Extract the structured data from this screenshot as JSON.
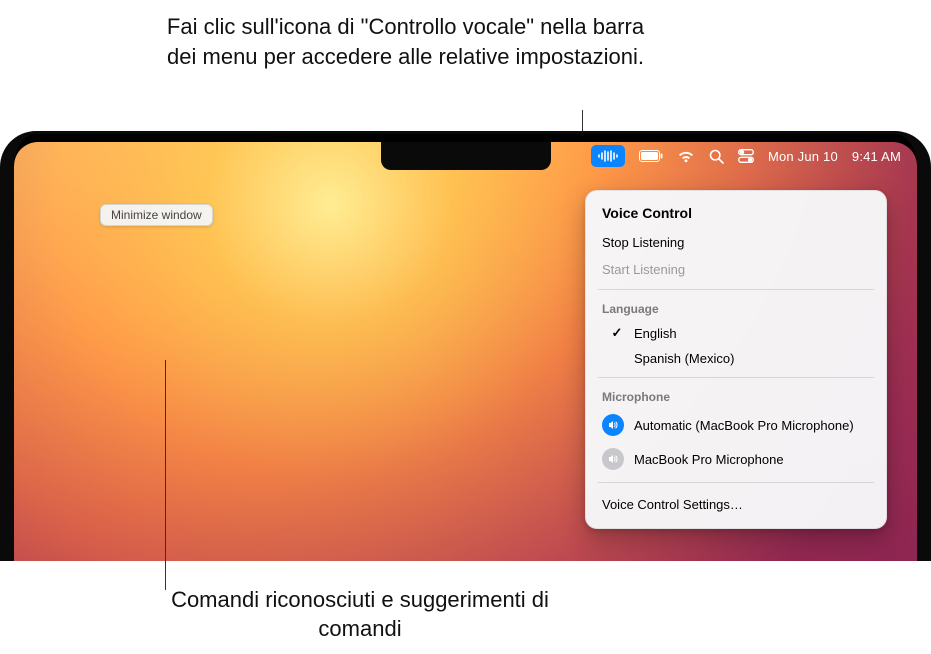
{
  "callouts": {
    "top": "Fai clic sull'icona di \"Controllo vocale\" nella barra dei menu per accedere alle relative impostazioni.",
    "bottom": "Comandi riconosciuti e suggerimenti di comandi"
  },
  "menubar": {
    "date": "Mon Jun 10",
    "time": "9:41 AM"
  },
  "command_bubble": "Minimize window",
  "dropdown": {
    "title": "Voice Control",
    "stop": "Stop Listening",
    "start": "Start Listening",
    "language_label": "Language",
    "languages": [
      {
        "name": "English",
        "selected": true
      },
      {
        "name": "Spanish (Mexico)",
        "selected": false
      }
    ],
    "microphone_label": "Microphone",
    "microphones": [
      {
        "name": "Automatic (MacBook Pro Microphone)",
        "active": true
      },
      {
        "name": "MacBook Pro Microphone",
        "active": false
      }
    ],
    "settings": "Voice Control Settings…"
  }
}
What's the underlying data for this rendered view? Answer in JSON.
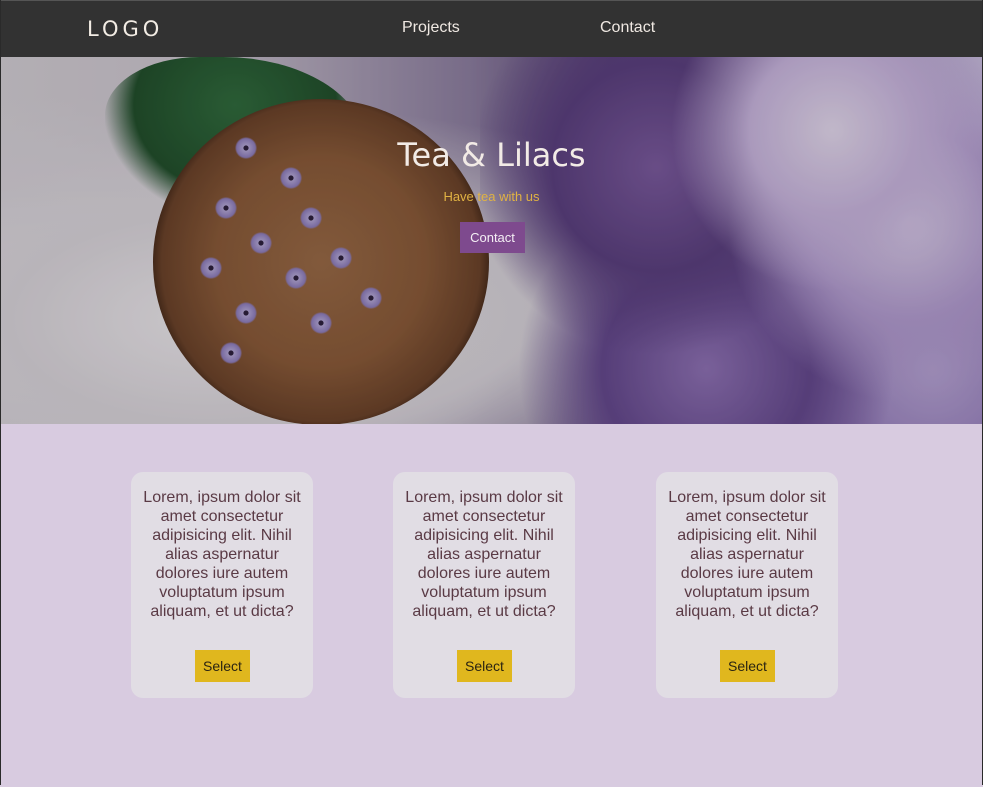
{
  "nav": {
    "logo": "LOGO",
    "links": [
      "Projects",
      "Contact"
    ]
  },
  "hero": {
    "title": "Tea & Lilacs",
    "subtitle": "Have tea with us",
    "button": "Contact"
  },
  "cards": [
    {
      "text": "Lorem, ipsum dolor sit amet consectetur adipisicing elit. Nihil alias aspernatur dolores iure autem voluptatum ipsum aliquam, et ut dicta?",
      "button": "Select"
    },
    {
      "text": "Lorem, ipsum dolor sit amet consectetur adipisicing elit. Nihil alias aspernatur dolores iure autem voluptatum ipsum aliquam, et ut dicta?",
      "button": "Select"
    },
    {
      "text": "Lorem, ipsum dolor sit amet consectetur adipisicing elit. Nihil alias aspernatur dolores iure autem voluptatum ipsum aliquam, et ut dicta?",
      "button": "Select"
    }
  ],
  "colors": {
    "nav_bg": "#323232",
    "page_bg": "#d8cbe0",
    "card_bg": "#e1dde4",
    "hero_button": "#7e4a8e",
    "select_button": "#e0b71e",
    "subtitle": "#e0b243"
  }
}
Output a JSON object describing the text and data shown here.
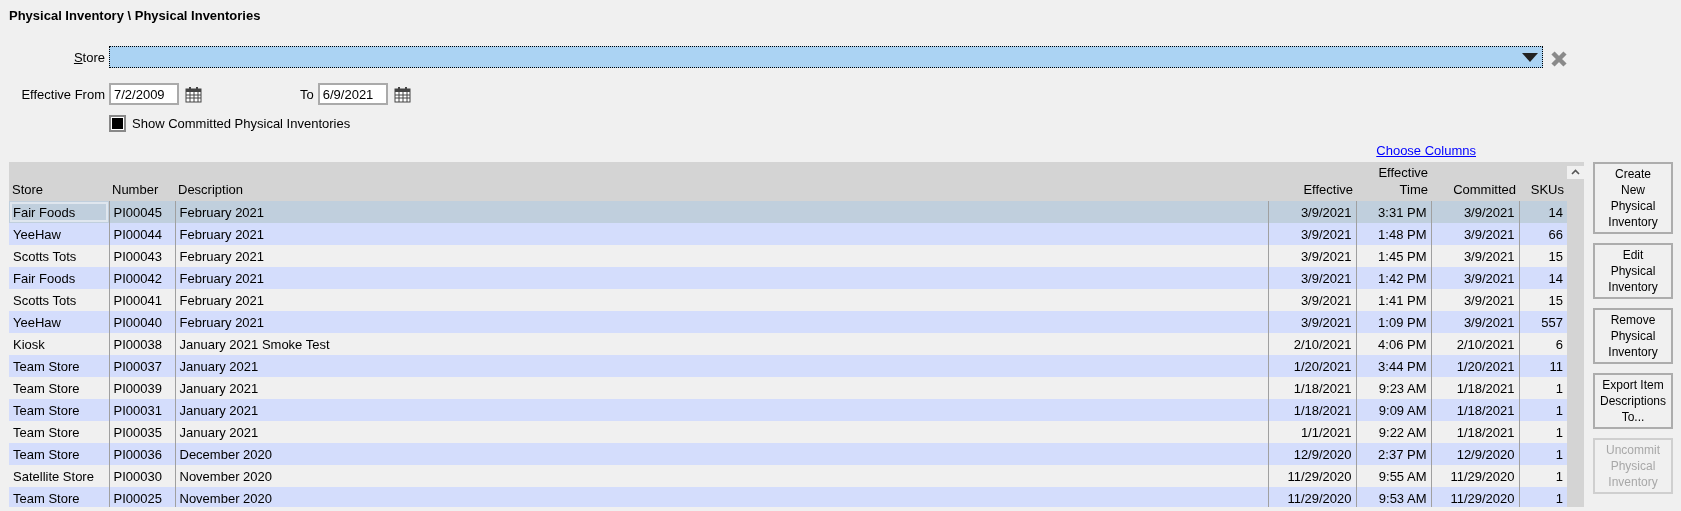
{
  "title": "Physical Inventory \\ Physical Inventories",
  "filters": {
    "store": {
      "label": "Store"
    },
    "effective_from": {
      "label": "Effective From",
      "value": "7/2/2009"
    },
    "to": {
      "label": "To",
      "value": "6/9/2021"
    },
    "show_committed": {
      "label": "Show Committed Physical Inventories",
      "checked": true
    }
  },
  "choose_columns": "Choose Columns",
  "table": {
    "columns": [
      {
        "label": "Store",
        "kind": "text"
      },
      {
        "label": "Number",
        "kind": "text"
      },
      {
        "label": "Description",
        "kind": "text"
      },
      {
        "label": "Effective",
        "kind": "number"
      },
      {
        "label": "Effective Time",
        "kind": "number"
      },
      {
        "label": "Committed",
        "kind": "number"
      },
      {
        "label": "SKUs",
        "kind": "number"
      }
    ],
    "rows": [
      {
        "selected": true,
        "cells": [
          "Fair Foods",
          "PI00045",
          "February 2021",
          "3/9/2021",
          "3:31 PM",
          "3/9/2021",
          "14"
        ]
      },
      {
        "selected": false,
        "cells": [
          "YeeHaw",
          "PI00044",
          "February 2021",
          "3/9/2021",
          "1:48 PM",
          "3/9/2021",
          "66"
        ]
      },
      {
        "selected": false,
        "cells": [
          "Scotts Tots",
          "PI00043",
          "February 2021",
          "3/9/2021",
          "1:45 PM",
          "3/9/2021",
          "15"
        ]
      },
      {
        "selected": false,
        "cells": [
          "Fair Foods",
          "PI00042",
          "February 2021",
          "3/9/2021",
          "1:42 PM",
          "3/9/2021",
          "14"
        ]
      },
      {
        "selected": false,
        "cells": [
          "Scotts Tots",
          "PI00041",
          "February 2021",
          "3/9/2021",
          "1:41 PM",
          "3/9/2021",
          "15"
        ]
      },
      {
        "selected": false,
        "cells": [
          "YeeHaw",
          "PI00040",
          "February 2021",
          "3/9/2021",
          "1:09 PM",
          "3/9/2021",
          "557"
        ]
      },
      {
        "selected": false,
        "cells": [
          "Kiosk",
          "PI00038",
          "January 2021 Smoke Test",
          "2/10/2021",
          "4:06 PM",
          "2/10/2021",
          "6"
        ]
      },
      {
        "selected": false,
        "cells": [
          "Team Store",
          "PI00037",
          "January 2021",
          "1/20/2021",
          "3:44 PM",
          "1/20/2021",
          "11"
        ]
      },
      {
        "selected": false,
        "cells": [
          "Team Store",
          "PI00039",
          "January 2021",
          "1/18/2021",
          "9:23 AM",
          "1/18/2021",
          "1"
        ]
      },
      {
        "selected": false,
        "cells": [
          "Team Store",
          "PI00031",
          "January 2021",
          "1/18/2021",
          "9:09 AM",
          "1/18/2021",
          "1"
        ]
      },
      {
        "selected": false,
        "cells": [
          "Team Store",
          "PI00035",
          "January 2021",
          "1/1/2021",
          "9:22 AM",
          "1/18/2021",
          "1"
        ]
      },
      {
        "selected": false,
        "cells": [
          "Team Store",
          "PI00036",
          "December 2020",
          "12/9/2020",
          "2:37 PM",
          "12/9/2020",
          "1"
        ]
      },
      {
        "selected": false,
        "cells": [
          "Satellite Store",
          "PI00030",
          "November 2020",
          "11/29/2020",
          "9:55 AM",
          "11/29/2020",
          "1"
        ]
      },
      {
        "selected": false,
        "cells": [
          "Team Store",
          "PI00025",
          "November 2020",
          "11/29/2020",
          "9:53 AM",
          "11/29/2020",
          "1"
        ]
      }
    ]
  },
  "buttons": [
    {
      "label": "Create\nNew\nPhysical\nInventory",
      "disabled": false
    },
    {
      "label": "Edit\nPhysical\nInventory",
      "disabled": false
    },
    {
      "label": "Remove\nPhysical\nInventory",
      "disabled": false
    },
    {
      "label": "Export Item\nDescriptions\nTo...",
      "disabled": false
    },
    {
      "label": "Uncommit\nPhysical\nInventory",
      "disabled": true
    }
  ]
}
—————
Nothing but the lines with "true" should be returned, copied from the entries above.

> _Output for this task_:
        "selected": true
        "active": true
      "checked": true
        "selected": true,
      "disabled": true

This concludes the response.